Retype the data below, every word of it, exactly.

(App and web page records)
******************************

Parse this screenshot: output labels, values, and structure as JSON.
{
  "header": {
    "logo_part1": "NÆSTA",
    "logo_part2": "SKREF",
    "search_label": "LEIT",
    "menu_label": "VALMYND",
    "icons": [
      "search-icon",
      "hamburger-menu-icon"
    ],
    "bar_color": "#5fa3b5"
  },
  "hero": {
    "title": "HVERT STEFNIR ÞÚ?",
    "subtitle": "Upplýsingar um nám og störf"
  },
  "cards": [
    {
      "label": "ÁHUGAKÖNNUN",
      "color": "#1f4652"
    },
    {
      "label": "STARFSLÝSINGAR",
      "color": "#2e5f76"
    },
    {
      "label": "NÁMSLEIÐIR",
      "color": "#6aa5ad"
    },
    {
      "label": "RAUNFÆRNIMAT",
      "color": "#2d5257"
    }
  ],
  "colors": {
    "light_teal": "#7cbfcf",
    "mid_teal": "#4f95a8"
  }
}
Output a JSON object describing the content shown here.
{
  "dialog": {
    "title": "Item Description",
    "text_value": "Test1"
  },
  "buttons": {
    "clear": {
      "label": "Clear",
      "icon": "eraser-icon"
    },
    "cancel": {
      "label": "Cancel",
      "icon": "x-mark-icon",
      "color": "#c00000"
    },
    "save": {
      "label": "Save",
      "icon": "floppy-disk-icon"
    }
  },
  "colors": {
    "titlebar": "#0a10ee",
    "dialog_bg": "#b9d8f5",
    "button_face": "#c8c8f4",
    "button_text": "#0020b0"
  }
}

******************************

» **WRITTEN ANSWER**
Parse this screenshot: output labels, values, and structure as JSON.
{
  "header": {
    "logo_part1": "NÆSTA",
    "logo_part2": "SKREF",
    "search_label": "LEIT",
    "menu_label": "VALMYND",
    "icons": [
      "search-icon",
      "hamburger-menu-icon"
    ],
    "bar_color": "#5fa3b5"
  },
  "hero": {
    "title": "HVERT STEFNIR ÞÚ?",
    "subtitle": "Upplýsingar um nám og störf"
  },
  "cards": [
    {
      "label": "ÁHUGAKÖNNUN",
      "color": "#1f4652"
    },
    {
      "label": "STARFSLÝSINGAR",
      "color": "#2e5f76"
    },
    {
      "label": "NÁMSLEIÐIR",
      "color": "#6aa5ad"
    },
    {
      "label": "RAUNFÆRNIMAT",
      "color": "#2d5257"
    }
  ],
  "colors": {
    "light_teal": "#7cbfcf",
    "mid_teal": "#4f95a8"
  }
}
Output a JSON object describing the content shown here.
{
  "dialog": {
    "title": "Item Description",
    "text_value": "Test1"
  },
  "buttons": {
    "clear": {
      "label": "Clear",
      "icon": "eraser-icon"
    },
    "cancel": {
      "label": "Cancel",
      "icon": "x-mark-icon",
      "color": "#c00000"
    },
    "save": {
      "label": "Save",
      "icon": "floppy-disk-icon"
    }
  },
  "colors": {
    "titlebar": "#0a10ee",
    "dialog_bg": "#b9d8f5",
    "button_face": "#c8c8f4",
    "button_text": "#0020b0"
  }
}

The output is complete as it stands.